UNCG Author/Contributor (non-UNCG co-authors, if there are any, appear on document)
Jennifer W. Twaddell (Creator)
The University of North Carolina at Greensboro (UNCG )
Web Site:
Lynne Lewallen

Abstract: Infant morbidity and mortality continues to be a significant problem in the U. S. Preterm birth and/or low birth weight and congenital anomalies are primary causes of infant morbidity and mortality. Analysis of an existing study was done on data from a prospective longitudinal, case based, mixed-methods research study to examine learning needs of parents in the Neonatal Intensive Care Unit (NICU) whose infants were born with complex cardiac anomalies or born extremely premature. The principles of Knowles' Theory of Adult Learning were used to frame the study and findings. Systematic review of the parent and provider interview transcripts from six cases and nurse-kept Interdisciplinary Patient and Family Education Records was conducted to determine parent education needs and provider given information during and after the infant's hospitalization. Findings revealed the theme of parents wanting to answer the question, `What is going on with my baby's care?' while information given by providers was classified under the theme `Whose Team are you on?' Resources utilized to find information by parents were explained by the theme, `Help me Learn'. Contextual variables of parents were also noted to impact learning needs of parents depending on whether the infant was hospitalized or discharged from the hospital and were grouped into themes of `Issues Before the Infant's Birth' and `Adjustment to Everyday Life'. Providers need to be aware of the learning needs of parents, potential factors that may influence this learning, and to consider these needs when giving infant care.

Additional Information

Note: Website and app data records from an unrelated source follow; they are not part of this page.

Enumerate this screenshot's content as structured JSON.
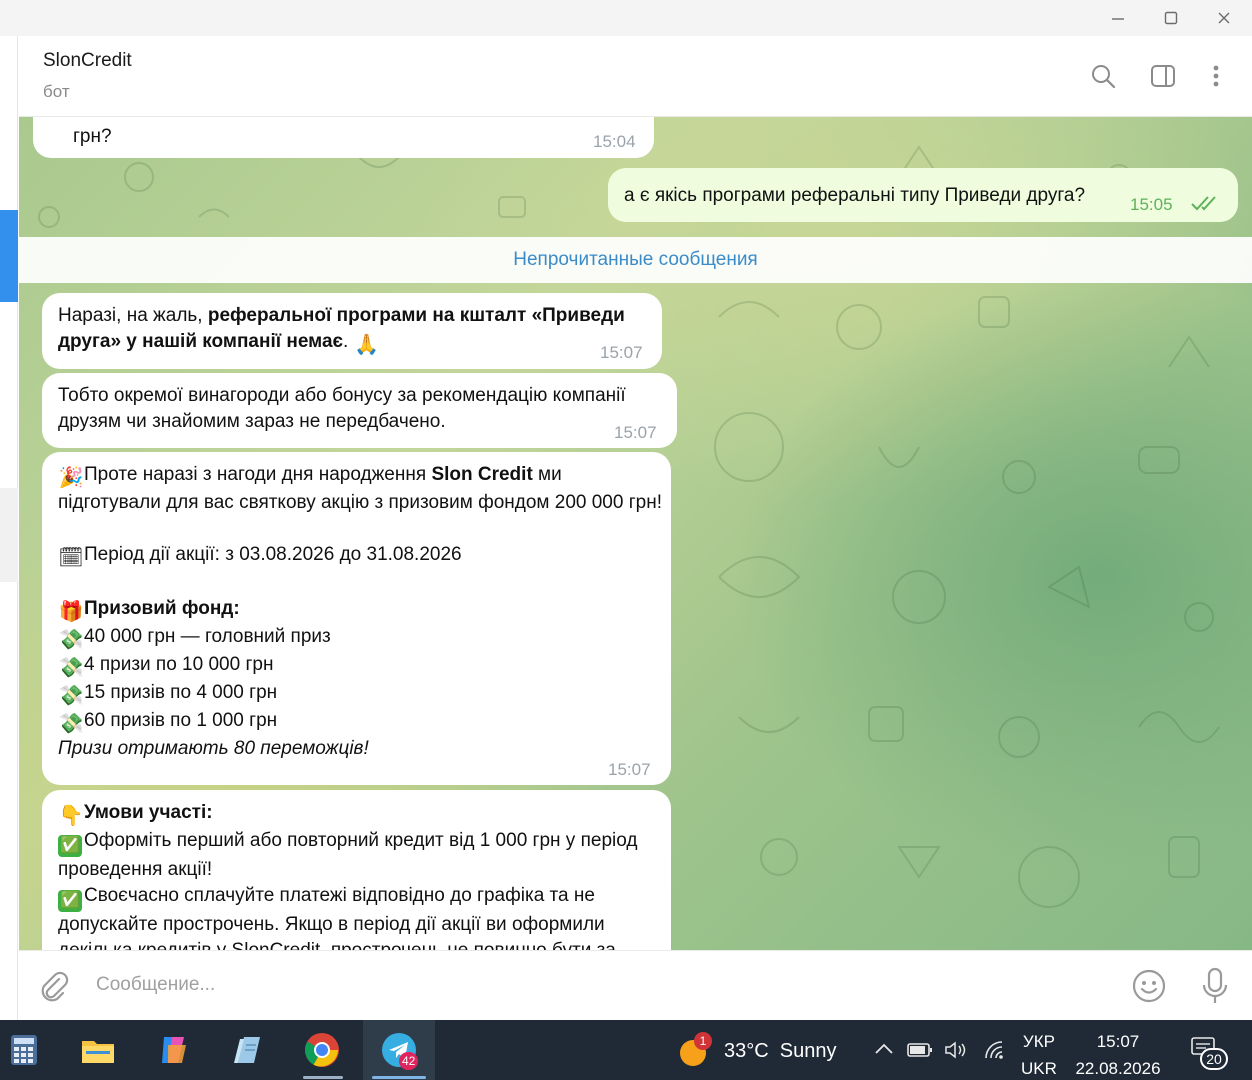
{
  "window": {
    "minimize": "minimize",
    "maximize": "maximize",
    "close": "close"
  },
  "header": {
    "name": "SlonCredit",
    "status": "бот"
  },
  "unread_label": "Непрочитанные сообщения",
  "messages": {
    "m0": {
      "text": "грн?",
      "time": "15:04"
    },
    "m1": {
      "text": "а є якісь програми реферальні типу Приведи друга?",
      "time": "15:05"
    },
    "m2": {
      "a": "Наразі, на жаль, ",
      "b": "реферальної програми на кшталт «Приведи друга» у нашій компанії немає",
      "c": ".",
      "emoji": "🙏",
      "time": "15:07"
    },
    "m3": {
      "text": "Тобто окремої винагороди або бонусу за рекомендацію компанії друзям чи знайомим зараз не передбачено.",
      "time": "15:07"
    },
    "m4": {
      "l1a": "Проте наразі з нагоди дня народження ",
      "l1b": "Slon Credit",
      "l1c": " ми підготували для вас святкову акцію з призовим фондом 200 000 грн!",
      "period": "Період дії акції: з 03.08.2026 до 31.08.2026",
      "fund": "Призовий фонд:",
      "prizes": [
        "40 000 грн — головний приз",
        "4 призи по 10 000 грн",
        "15 призів по 4 000 грн",
        "60 призів по 1 000 грн"
      ],
      "footer": "Призи отримають 80 переможців!",
      "time": "15:07",
      "emoji_party": "🎉",
      "emoji_cal": "🗓",
      "emoji_gift": "🎁",
      "emoji_money": "💸"
    },
    "m5": {
      "title": "Умови участі:",
      "c1": "Оформіть перший або повторний кредит від 1 000 грн у період проведення акції!",
      "c2": "Своєчасно сплачуйте платежі відповідно до графіка та не допускайте прострочень. Якщо в період дії акції ви оформили декілька кредитів у SlonCredit, прострочень не повинно бути за",
      "emoji_point": "👇",
      "emoji_check": "✅"
    }
  },
  "composer": {
    "placeholder": "Сообщение..."
  },
  "taskbar": {
    "telegram_badge": "42",
    "weather_badge": "1",
    "weather": "33°C  Sunny",
    "lang_top": "УКР",
    "lang_bottom": "UKR",
    "time": "15:07",
    "date": "22.08.2026",
    "notif_count": "20"
  },
  "colors": {
    "accent": "#3390ec",
    "outgoing": "#effdde",
    "taskbar": "#1f2a36"
  }
}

Language: English
Date: 2013
Chronically ill infants, NICU, Parent learning needs, Provider communication
Parent and infant
Infants $x Mortality $z United States $x Prevention
Premature infants $x Home care

Email this document to